It can be disorienting to imagine your favorite cartoonist's works hanging in a museum. How do you preserve the intensely private and intimate experience of reading a graphic novel, for instance, when its individual pages have been posted on bright white museum walls?
But as Vanessa Davis recently noted of the sprawling exhibition currently on display at The Jewish Museum, titled Art Spiegelman's Co-Mix: A Retrospective, in this case the grouping, and in particular the section of the exhibition dedicated to Maus, "adds something that the book couldn't do." As she explained, the carefully mapped out pages of Spiegelman's graphic memoir, now installed in perfect rows—sometimes alongside sketches, thumbnails, or other related media—visually evoke the timeline that the cartoonist worked so carefully to piece together in his memoir.
Davis's observation opened a one-hour gallery talk that she gave to an audience of about thirty people last Thursday evening, which was part of an event series called "Writers and Artists Respond." She recalled first reading Maus at twelve or thirteen years old, a time when, she said, "I saw my Jewish self and my artistic self as something different." It took a while for her to recognize that you could be an artist who writes about your Jewish self without necessarily being relegated to the margins. "When you access your past, it's bigger than you," Davis later added, noting the tremendous influence that Spiegelman's work—including but certainly not limited to Maus—has had on cartoonists and artists from all walks of life. She described Spiegelman's work as "unsentimental, elegant, and serious" not despite but because he uses comics to tell stories.
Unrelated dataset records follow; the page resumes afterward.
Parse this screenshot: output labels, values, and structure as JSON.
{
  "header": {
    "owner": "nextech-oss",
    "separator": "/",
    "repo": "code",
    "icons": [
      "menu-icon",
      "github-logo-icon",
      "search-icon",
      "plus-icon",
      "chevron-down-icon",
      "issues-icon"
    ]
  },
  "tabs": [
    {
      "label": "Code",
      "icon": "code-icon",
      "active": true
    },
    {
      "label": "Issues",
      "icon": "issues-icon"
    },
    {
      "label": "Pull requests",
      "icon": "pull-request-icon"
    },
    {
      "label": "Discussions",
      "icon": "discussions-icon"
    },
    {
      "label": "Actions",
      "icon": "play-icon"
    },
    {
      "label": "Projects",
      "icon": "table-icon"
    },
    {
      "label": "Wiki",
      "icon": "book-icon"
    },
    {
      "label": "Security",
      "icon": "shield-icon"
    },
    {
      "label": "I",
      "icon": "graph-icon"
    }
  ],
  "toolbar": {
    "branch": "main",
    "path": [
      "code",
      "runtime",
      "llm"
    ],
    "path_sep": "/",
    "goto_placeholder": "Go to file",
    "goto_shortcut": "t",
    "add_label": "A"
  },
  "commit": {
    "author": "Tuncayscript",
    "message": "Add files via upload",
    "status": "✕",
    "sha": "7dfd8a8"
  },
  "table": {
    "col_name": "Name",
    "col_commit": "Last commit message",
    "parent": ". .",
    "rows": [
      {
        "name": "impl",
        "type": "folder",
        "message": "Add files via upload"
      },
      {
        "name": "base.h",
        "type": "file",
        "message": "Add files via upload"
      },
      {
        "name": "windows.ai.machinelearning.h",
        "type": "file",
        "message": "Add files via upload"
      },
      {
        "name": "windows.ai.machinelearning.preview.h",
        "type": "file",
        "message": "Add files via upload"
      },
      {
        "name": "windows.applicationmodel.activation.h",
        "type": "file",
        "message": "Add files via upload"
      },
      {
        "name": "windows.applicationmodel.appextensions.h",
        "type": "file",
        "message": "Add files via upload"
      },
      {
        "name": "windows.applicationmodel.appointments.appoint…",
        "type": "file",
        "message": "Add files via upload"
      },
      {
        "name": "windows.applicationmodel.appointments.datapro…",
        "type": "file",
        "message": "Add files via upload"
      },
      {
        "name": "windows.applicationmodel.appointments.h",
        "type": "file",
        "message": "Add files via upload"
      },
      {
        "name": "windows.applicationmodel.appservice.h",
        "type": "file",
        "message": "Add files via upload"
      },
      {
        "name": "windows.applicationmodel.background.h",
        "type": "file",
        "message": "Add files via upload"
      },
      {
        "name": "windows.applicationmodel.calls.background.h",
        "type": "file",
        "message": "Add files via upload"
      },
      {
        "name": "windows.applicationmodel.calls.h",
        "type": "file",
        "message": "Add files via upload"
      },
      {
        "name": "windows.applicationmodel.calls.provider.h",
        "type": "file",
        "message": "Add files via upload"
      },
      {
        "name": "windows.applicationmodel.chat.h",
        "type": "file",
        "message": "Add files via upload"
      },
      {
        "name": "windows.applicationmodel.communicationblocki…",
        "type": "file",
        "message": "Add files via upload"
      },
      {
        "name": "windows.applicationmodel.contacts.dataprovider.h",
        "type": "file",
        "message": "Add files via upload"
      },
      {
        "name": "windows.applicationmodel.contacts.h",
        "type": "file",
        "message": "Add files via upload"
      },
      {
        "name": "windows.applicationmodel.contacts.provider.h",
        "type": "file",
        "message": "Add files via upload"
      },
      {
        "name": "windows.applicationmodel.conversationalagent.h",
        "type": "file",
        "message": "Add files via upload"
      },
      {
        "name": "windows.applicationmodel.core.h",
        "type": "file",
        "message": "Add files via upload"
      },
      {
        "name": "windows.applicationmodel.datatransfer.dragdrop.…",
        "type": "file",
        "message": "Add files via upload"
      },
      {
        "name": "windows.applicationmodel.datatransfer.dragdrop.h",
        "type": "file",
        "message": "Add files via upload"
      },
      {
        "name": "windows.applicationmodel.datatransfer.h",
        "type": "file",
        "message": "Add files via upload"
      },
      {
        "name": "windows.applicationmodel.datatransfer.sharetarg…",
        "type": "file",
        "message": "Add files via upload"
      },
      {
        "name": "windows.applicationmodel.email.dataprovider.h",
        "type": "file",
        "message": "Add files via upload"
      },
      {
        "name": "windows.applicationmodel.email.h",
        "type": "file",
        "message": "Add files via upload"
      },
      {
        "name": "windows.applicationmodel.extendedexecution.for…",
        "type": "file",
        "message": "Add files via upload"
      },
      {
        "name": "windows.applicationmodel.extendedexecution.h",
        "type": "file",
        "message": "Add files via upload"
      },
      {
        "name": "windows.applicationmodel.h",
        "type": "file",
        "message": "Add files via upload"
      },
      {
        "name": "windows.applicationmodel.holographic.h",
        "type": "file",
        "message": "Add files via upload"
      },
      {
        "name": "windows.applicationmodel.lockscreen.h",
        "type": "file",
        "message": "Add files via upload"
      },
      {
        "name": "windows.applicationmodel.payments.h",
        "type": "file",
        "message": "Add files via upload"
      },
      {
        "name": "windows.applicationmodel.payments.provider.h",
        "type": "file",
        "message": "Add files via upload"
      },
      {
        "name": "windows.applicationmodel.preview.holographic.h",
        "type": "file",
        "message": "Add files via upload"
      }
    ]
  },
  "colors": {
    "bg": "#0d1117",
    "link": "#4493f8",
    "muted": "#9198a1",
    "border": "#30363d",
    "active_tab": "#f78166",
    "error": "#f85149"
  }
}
Throughout the evening, Davis walked the group through the various parts of the exhibition, which includes works from Spiegelman's early "underground" days to his New Yorker covers and books written for kids. She lingered over the famous and controversial New Yorker cover from 1992, of a Hasidic man kissing a black woman. When you're creating a cartoon, she explained, unlike, for example, a photo-journalist, "you don't have to be realistic." Spiegelman's work successfully captures small moments even as he touches on big events, allowing his readers to vicariously experience a "personal and immediate proximity" to whatever he's addressing.
Davis's own comics, which have been collected in Spaniel Rage (Buenaventura Press, 2005) and, more recently, the gorgeous, oversized hardcover titled Make Me a Woman (Drawn and Quarterly, 2010), tackle what she calls "my small life"—but her work, like Spiegelman's, resonates beyond the particular moments and personalities that she portrays on the page. "That's what comics is about—compartmentalizing," she explained, describing the ways that Spiegelman manages to pack information into every inch of the page much like his father insisted on packing every article of clothing into an already overflowing suitcase. Davis too seems to have been influenced by this sentiment, though in a different way. "I like writing autobiographically and in small snippets," she said at one point, referring in part to her diary comics.
Viewing the exhibition with Davis as a thoughtful and inspiring guide reinforced the sense that seeing particular pieces of art on display can add depth to our understanding of them. There is a different kind of intimacy involved in weaving in and out of a crowd gathered to celebrate an artist and his works. It reminds you that your individual experience with a piece of art— of reading, or looking, or listening— is always, in fact, "bigger than you."
Tahneer Oksman recently received her PhD in English Literature at the Graduate Center at CUNY. She is currently at work on a manuscript on Jewish women’s identity in contemporary graphic memoirs.